[EXERCISE]:
Reproduce the records below in their entirety, exactly as shown.

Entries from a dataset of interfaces
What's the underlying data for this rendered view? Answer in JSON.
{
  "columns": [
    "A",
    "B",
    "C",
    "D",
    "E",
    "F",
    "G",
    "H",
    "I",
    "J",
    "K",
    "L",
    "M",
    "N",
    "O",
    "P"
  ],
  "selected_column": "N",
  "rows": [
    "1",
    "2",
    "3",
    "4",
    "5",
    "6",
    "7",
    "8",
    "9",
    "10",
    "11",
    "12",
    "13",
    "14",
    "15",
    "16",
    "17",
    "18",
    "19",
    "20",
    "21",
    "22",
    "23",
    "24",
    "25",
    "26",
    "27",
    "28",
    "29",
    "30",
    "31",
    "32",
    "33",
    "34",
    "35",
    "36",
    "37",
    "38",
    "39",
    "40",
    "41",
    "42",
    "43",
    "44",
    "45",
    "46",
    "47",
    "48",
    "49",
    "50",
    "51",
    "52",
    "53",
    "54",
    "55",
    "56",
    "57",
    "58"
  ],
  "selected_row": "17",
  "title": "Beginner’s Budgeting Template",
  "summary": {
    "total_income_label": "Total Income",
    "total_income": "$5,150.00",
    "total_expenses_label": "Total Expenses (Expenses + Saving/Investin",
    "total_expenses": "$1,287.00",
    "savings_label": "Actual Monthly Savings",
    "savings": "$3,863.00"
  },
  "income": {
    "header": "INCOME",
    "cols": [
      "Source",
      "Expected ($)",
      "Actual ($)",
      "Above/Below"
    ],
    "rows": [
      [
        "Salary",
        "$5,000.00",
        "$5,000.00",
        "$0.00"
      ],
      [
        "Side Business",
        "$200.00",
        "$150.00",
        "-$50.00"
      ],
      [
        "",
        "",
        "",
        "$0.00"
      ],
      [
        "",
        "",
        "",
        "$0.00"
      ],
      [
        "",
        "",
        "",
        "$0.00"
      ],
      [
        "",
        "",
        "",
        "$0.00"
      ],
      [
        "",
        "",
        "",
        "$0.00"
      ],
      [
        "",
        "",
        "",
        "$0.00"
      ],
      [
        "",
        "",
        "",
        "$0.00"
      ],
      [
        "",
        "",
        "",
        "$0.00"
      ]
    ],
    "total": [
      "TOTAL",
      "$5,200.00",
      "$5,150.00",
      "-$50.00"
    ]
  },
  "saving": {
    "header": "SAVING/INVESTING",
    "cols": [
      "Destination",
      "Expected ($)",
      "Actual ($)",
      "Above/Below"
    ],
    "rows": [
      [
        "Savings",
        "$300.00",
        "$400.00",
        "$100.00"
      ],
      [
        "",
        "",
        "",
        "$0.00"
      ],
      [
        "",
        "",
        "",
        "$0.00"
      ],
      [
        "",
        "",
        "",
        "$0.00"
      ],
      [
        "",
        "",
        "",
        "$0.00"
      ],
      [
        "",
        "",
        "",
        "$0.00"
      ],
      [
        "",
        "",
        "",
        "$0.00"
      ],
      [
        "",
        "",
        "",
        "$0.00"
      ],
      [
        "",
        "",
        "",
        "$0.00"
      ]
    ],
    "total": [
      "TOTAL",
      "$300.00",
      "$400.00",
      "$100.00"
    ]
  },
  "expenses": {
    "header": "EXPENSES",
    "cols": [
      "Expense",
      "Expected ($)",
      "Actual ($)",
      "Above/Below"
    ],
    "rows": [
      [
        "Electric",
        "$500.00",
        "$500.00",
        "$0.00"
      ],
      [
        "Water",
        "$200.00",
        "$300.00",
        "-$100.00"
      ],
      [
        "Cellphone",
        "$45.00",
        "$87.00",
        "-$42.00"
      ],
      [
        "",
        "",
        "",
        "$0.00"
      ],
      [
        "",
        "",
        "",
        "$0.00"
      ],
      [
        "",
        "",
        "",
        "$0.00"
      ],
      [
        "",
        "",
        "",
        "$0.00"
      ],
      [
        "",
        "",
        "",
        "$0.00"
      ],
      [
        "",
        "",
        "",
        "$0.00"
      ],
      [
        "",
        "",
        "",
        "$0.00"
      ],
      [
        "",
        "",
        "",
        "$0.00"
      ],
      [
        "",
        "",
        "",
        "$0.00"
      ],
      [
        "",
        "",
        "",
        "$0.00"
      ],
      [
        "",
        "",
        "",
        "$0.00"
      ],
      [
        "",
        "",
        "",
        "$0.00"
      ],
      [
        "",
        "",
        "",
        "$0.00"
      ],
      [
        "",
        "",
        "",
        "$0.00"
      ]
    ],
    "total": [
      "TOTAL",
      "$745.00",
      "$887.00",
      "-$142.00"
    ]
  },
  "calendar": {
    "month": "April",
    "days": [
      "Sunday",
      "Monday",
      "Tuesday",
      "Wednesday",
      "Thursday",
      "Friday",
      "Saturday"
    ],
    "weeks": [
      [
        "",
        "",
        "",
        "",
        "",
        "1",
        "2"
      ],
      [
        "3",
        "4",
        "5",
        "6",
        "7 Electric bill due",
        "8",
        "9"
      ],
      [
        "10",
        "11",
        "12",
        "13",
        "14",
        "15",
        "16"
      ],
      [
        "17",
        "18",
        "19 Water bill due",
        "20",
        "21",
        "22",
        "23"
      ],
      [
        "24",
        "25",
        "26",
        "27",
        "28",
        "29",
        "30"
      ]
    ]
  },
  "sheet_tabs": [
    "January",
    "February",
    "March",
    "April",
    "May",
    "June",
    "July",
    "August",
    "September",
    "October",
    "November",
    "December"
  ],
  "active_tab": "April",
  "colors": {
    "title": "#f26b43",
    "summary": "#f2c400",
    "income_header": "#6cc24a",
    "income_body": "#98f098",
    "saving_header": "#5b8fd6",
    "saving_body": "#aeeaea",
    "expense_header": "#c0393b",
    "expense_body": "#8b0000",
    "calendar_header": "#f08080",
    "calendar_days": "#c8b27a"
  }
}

[REPLY]:
What's the underlying data for this rendered view? Answer in JSON.
{
  "columns": [
    "A",
    "B",
    "C",
    "D",
    "E",
    "F",
    "G",
    "H",
    "I",
    "J",
    "K",
    "L",
    "M",
    "N",
    "O",
    "P"
  ],
  "selected_column": "N",
  "rows": [
    "1",
    "2",
    "3",
    "4",
    "5",
    "6",
    "7",
    "8",
    "9",
    "10",
    "11",
    "12",
    "13",
    "14",
    "15",
    "16",
    "17",
    "18",
    "19",
    "20",
    "21",
    "22",
    "23",
    "24",
    "25",
    "26",
    "27",
    "28",
    "29",
    "30",
    "31",
    "32",
    "33",
    "34",
    "35",
    "36",
    "37",
    "38",
    "39",
    "40",
    "41",
    "42",
    "43",
    "44",
    "45",
    "46",
    "47",
    "48",
    "49",
    "50",
    "51",
    "52",
    "53",
    "54",
    "55",
    "56",
    "57",
    "58"
  ],
  "selected_row": "17",
  "title": "Beginner’s Budgeting Template",
  "summary": {
    "total_income_label": "Total Income",
    "total_income": "$5,150.00",
    "total_expenses_label": "Total Expenses (Expenses + Saving/Investin",
    "total_expenses": "$1,287.00",
    "savings_label": "Actual Monthly Savings",
    "savings": "$3,863.00"
  },
  "income": {
    "header": "INCOME",
    "cols": [
      "Source",
      "Expected ($)",
      "Actual ($)",
      "Above/Below"
    ],
    "rows": [
      [
        "Salary",
        "$5,000.00",
        "$5,000.00",
        "$0.00"
      ],
      [
        "Side Business",
        "$200.00",
        "$150.00",
        "-$50.00"
      ],
      [
        "",
        "",
        "",
        "$0.00"
      ],
      [
        "",
        "",
        "",
        "$0.00"
      ],
      [
        "",
        "",
        "",
        "$0.00"
      ],
      [
        "",
        "",
        "",
        "$0.00"
      ],
      [
        "",
        "",
        "",
        "$0.00"
      ],
      [
        "",
        "",
        "",
        "$0.00"
      ],
      [
        "",
        "",
        "",
        "$0.00"
      ],
      [
        "",
        "",
        "",
        "$0.00"
      ]
    ],
    "total": [
      "TOTAL",
      "$5,200.00",
      "$5,150.00",
      "-$50.00"
    ]
  },
  "saving": {
    "header": "SAVING/INVESTING",
    "cols": [
      "Destination",
      "Expected ($)",
      "Actual ($)",
      "Above/Below"
    ],
    "rows": [
      [
        "Savings",
        "$300.00",
        "$400.00",
        "$100.00"
      ],
      [
        "",
        "",
        "",
        "$0.00"
      ],
      [
        "",
        "",
        "",
        "$0.00"
      ],
      [
        "",
        "",
        "",
        "$0.00"
      ],
      [
        "",
        "",
        "",
        "$0.00"
      ],
      [
        "",
        "",
        "",
        "$0.00"
      ],
      [
        "",
        "",
        "",
        "$0.00"
      ],
      [
        "",
        "",
        "",
        "$0.00"
      ],
      [
        "",
        "",
        "",
        "$0.00"
      ]
    ],
    "total": [
      "TOTAL",
      "$300.00",
      "$400.00",
      "$100.00"
    ]
  },
  "expenses": {
    "header": "EXPENSES",
    "cols": [
      "Expense",
      "Expected ($)",
      "Actual ($)",
      "Above/Below"
    ],
    "rows": [
      [
        "Electric",
        "$500.00",
        "$500.00",
        "$0.00"
      ],
      [
        "Water",
        "$200.00",
        "$300.00",
        "-$100.00"
      ],
      [
        "Cellphone",
        "$45.00",
        "$87.00",
        "-$42.00"
      ],
      [
        "",
        "",
        "",
        "$0.00"
      ],
      [
        "",
        "",
        "",
        "$0.00"
      ],
      [
        "",
        "",
        "",
        "$0.00"
      ],
      [
        "",
        "",
        "",
        "$0.00"
      ],
      [
        "",
        "",
        "",
        "$0.00"
      ],
      [
        "",
        "",
        "",
        "$0.00"
      ],
      [
        "",
        "",
        "",
        "$0.00"
      ],
      [
        "",
        "",
        "",
        "$0.00"
      ],
      [
        "",
        "",
        "",
        "$0.00"
      ],
      [
        "",
        "",
        "",
        "$0.00"
      ],
      [
        "",
        "",
        "",
        "$0.00"
      ],
      [
        "",
        "",
        "",
        "$0.00"
      ],
      [
        "",
        "",
        "",
        "$0.00"
      ],
      [
        "",
        "",
        "",
        "$0.00"
      ]
    ],
    "total": [
      "TOTAL",
      "$745.00",
      "$887.00",
      "-$142.00"
    ]
  },
  "calendar": {
    "month": "April",
    "days": [
      "Sunday",
      "Monday",
      "Tuesday",
      "Wednesday",
      "Thursday",
      "Friday",
      "Saturday"
    ],
    "weeks": [
      [
        "",
        "",
        "",
        "",
        "",
        "1",
        "2"
      ],
      [
        "3",
        "4",
        "5",
        "6",
        "7 Electric bill due",
        "8",
        "9"
      ],
      [
        "10",
        "11",
        "12",
        "13",
        "14",
        "15",
        "16"
      ],
      [
        "17",
        "18",
        "19 Water bill due",
        "20",
        "21",
        "22",
        "23"
      ],
      [
        "24",
        "25",
        "26",
        "27",
        "28",
        "29",
        "30"
      ]
    ]
  },
  "sheet_tabs": [
    "January",
    "February",
    "March",
    "April",
    "May",
    "June",
    "July",
    "August",
    "September",
    "October",
    "November",
    "December"
  ],
  "active_tab": "April",
  "colors": {
    "title": "#f26b43",
    "summary": "#f2c400",
    "income_header": "#6cc24a",
    "income_body": "#98f098",
    "saving_header": "#5b8fd6",
    "saving_body": "#aeeaea",
    "expense_header": "#c0393b",
    "expense_body": "#8b0000",
    "calendar_header": "#f08080",
    "calendar_days": "#c8b27a"
  }
}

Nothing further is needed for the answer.